* [What you need to do] In the data, extract each line that holds the string "小时单量趋势".

Material supplied below:

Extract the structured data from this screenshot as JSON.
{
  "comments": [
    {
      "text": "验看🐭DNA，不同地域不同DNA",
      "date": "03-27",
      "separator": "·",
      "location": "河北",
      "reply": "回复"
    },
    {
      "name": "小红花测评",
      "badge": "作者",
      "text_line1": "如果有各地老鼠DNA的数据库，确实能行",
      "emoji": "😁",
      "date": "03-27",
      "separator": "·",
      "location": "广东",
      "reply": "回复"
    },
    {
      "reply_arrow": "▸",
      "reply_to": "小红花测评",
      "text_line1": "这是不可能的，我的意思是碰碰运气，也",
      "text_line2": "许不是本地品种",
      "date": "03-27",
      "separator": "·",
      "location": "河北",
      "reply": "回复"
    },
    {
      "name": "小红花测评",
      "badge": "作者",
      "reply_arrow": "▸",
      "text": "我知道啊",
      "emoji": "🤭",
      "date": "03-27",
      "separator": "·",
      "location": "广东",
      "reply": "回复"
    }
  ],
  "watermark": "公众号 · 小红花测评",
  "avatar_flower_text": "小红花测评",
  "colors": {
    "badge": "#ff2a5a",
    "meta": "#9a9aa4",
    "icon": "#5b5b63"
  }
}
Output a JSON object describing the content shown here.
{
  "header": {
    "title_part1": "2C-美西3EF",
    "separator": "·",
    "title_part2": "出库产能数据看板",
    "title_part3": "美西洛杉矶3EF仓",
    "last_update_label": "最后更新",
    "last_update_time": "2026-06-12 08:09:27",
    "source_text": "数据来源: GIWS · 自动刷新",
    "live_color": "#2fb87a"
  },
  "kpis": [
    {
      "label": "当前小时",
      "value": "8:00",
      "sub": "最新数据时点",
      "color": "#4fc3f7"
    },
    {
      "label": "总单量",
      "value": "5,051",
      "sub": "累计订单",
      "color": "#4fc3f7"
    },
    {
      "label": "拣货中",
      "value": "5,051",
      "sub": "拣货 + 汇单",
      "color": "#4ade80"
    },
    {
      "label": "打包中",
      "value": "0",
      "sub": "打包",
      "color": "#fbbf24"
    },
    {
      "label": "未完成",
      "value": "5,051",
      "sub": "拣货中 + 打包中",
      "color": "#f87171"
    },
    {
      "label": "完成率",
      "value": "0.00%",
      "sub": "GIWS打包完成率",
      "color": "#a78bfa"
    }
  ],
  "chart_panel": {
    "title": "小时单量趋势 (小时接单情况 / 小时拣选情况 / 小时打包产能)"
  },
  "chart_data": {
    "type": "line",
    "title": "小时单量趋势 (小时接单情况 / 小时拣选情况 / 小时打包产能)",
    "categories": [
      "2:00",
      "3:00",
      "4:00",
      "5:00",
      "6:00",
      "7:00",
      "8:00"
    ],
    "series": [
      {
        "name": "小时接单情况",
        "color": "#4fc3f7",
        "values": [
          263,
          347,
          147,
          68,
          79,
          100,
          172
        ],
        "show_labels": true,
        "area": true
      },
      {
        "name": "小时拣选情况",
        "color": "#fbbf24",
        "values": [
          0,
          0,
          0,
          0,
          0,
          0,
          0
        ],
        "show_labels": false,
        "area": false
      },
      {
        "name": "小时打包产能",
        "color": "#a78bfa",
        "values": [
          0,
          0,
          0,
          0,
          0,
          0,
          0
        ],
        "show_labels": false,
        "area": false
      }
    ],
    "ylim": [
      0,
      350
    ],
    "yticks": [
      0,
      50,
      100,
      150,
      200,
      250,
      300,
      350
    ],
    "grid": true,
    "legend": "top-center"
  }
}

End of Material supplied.

* [Task answer]
    "title": "小时单量趋势 (小时接单情况 / 小时拣选情况 / 小时打包产能)"
    "title": "小时单量趋势 (小时接单情况 / 小时拣选情况 / 小时打包产能)",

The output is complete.